— Universal health insurance is not the same thing as universal health care.
I hate to belabor the obvious, but it may be worth pointing out that what the Democrats’ plan amounts to is a giant government-run boondoggle. It will increase the intrusiveness of government bureaucrats; it will increase the time you wait (unless you work for the government) for a medical procedure; for most people, it will certainly increase what you pay for health care. What it will erode is the relationship between doctor and patient and the overall quality of health care. A KimballQuickInvestmentTip: if the health care legislation is passed in anything like its current format, buy stock in funeral homes and gurney manufacturers. They’ll have a boom.

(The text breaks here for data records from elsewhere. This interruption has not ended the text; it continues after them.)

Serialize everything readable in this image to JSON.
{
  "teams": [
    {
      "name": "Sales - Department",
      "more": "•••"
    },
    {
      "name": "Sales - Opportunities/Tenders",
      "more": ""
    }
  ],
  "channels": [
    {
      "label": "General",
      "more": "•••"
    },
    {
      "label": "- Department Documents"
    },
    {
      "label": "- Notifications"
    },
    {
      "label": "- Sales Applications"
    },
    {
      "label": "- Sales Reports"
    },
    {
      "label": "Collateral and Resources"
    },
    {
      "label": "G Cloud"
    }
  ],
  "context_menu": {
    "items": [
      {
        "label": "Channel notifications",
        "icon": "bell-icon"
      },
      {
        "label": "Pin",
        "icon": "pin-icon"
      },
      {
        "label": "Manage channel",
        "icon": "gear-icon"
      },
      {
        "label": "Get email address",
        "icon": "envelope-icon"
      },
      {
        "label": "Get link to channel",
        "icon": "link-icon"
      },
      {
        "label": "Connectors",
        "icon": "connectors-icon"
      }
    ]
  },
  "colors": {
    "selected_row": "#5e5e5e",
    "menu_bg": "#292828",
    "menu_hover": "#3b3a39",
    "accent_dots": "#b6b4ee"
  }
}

— Health care is not a right, it is a service.
Your toilet breaks. You call a plumber.The plumber comes and fixes your toilet. He gives you a bill. Why should it be different when you break your arm and go to the doctor?
— But wait, people in this country already get medical care whether they can pay for it or not.

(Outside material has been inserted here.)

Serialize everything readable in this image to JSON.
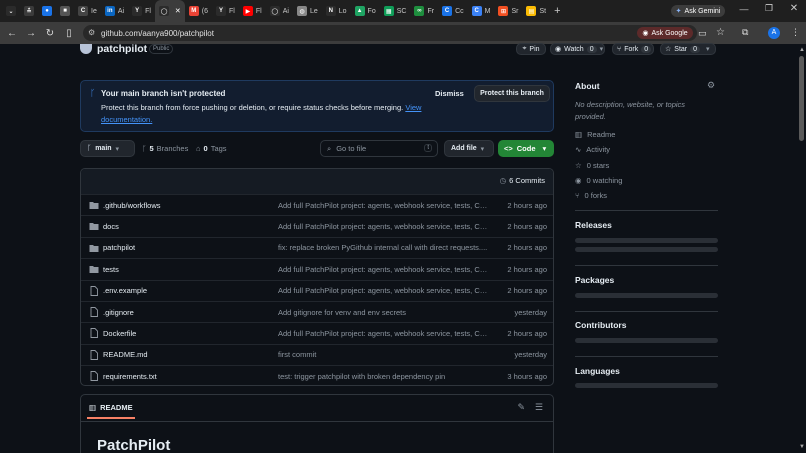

You understand that, right? Let’s say you are indigent and get run over by a low-carbon-emitting, clean-fuel, environmentally friendly bus. You are taken to the emergency room. You get treated whether or not you have any dough. As always happens when the government gets involved, the proposed health care legislation would make it more, not less, difficult for doctors and hospitals ro donate services to the needy.

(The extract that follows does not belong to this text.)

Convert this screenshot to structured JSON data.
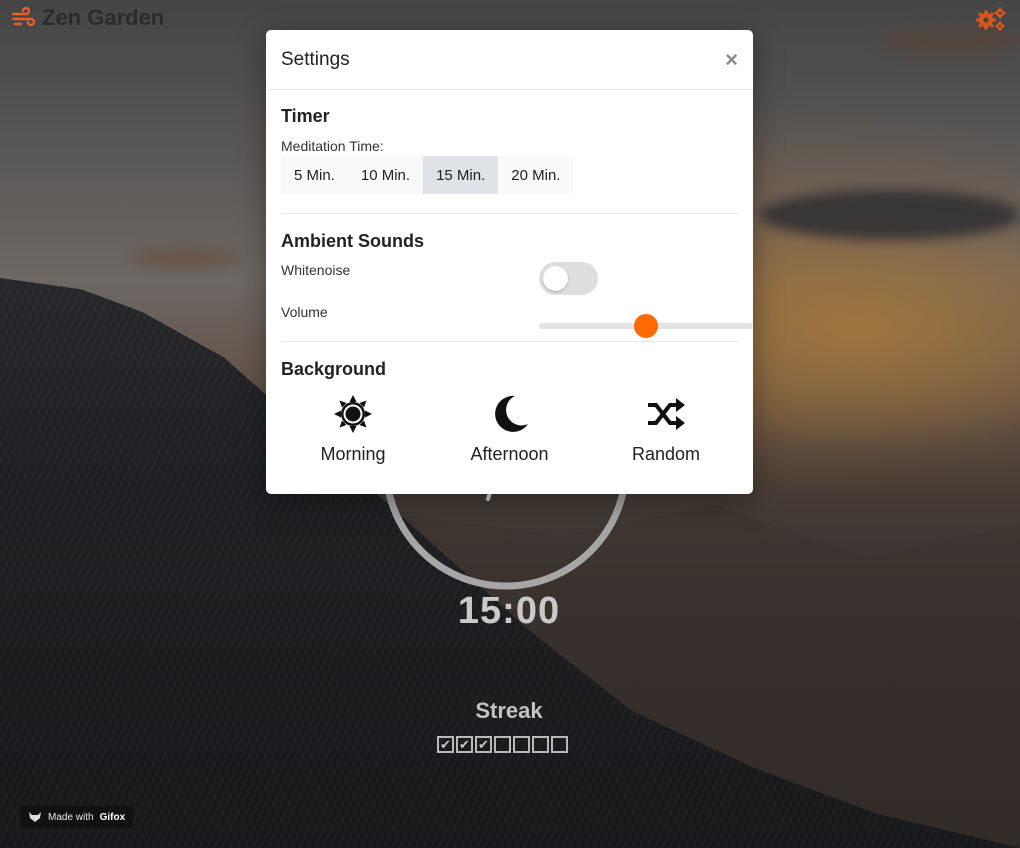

— A related point about Obama’s popularity.
People keep telling me how wildly popular Obama himself is, even if support for virtually all his major initiatives is eroding. Not true–the first bit, I mean. David Brooks had an interesting piece in our former paper of record today about the “Liberal Suicide March.” I think he’s right about the direction of the march. But why, apart from the sentiments of his colleagues at that fast-sinking newspaper, does he believe that “Most Americans love Barack Obama personally.” Every poll I’ve seen suggests the opposite. Nota bene: Obama did not “win by a landslide,” as the good people from Acorn, MoveOn.org, CNN, and The New York Times like to imply. He won by a margin of about 52-46–respectable these days but not hardly a landslide. And since being elected, Obama has, despite a moment of euphoria among the left, sunk steadily in the public’s estimation. In fact, he ranks 10th out of the 12 post-war presidents at this point in his tenure. Politico reports that “the number of Americans who say they trust the president has fallen from 66 percent to 54 percent. At the same time, the percentage of those who say they do not trust the president has jumped from 31 to 42.” Could it be worse? Sure. And it probably will be soon.
There is a larger question about Obama. Back when he was campaigning, some commentators assured us that, despite his hard-left associates, pronouncements, and instincts, Obama really was a “pragmatist” who would govern from the center. Any evidence of that yet? I think Bill McGurn is right that, so-far, Obama has been anything but “post-partisan.” But as the rats desert the ship and his poll numbers plummet, one wonders whether Obama will muster the political canniness that saved Bill Clinton. Clinton’s great asset was his utter lack of conviction about anything beyond his own political survival. Given his druthers, he would have liked to enact HillaryCare, expand welfare and other social programs, and pay for it all by raising taxes. But political reality intervened and he wound up enacting a boatload of Republican-inspired legislation from welfare reform on down. Will Obama opt for a similar skin-saving expedient?
Wake me up when he fires Rahm Emmanuel and David Axelrod.
No, I’m not holding my breath.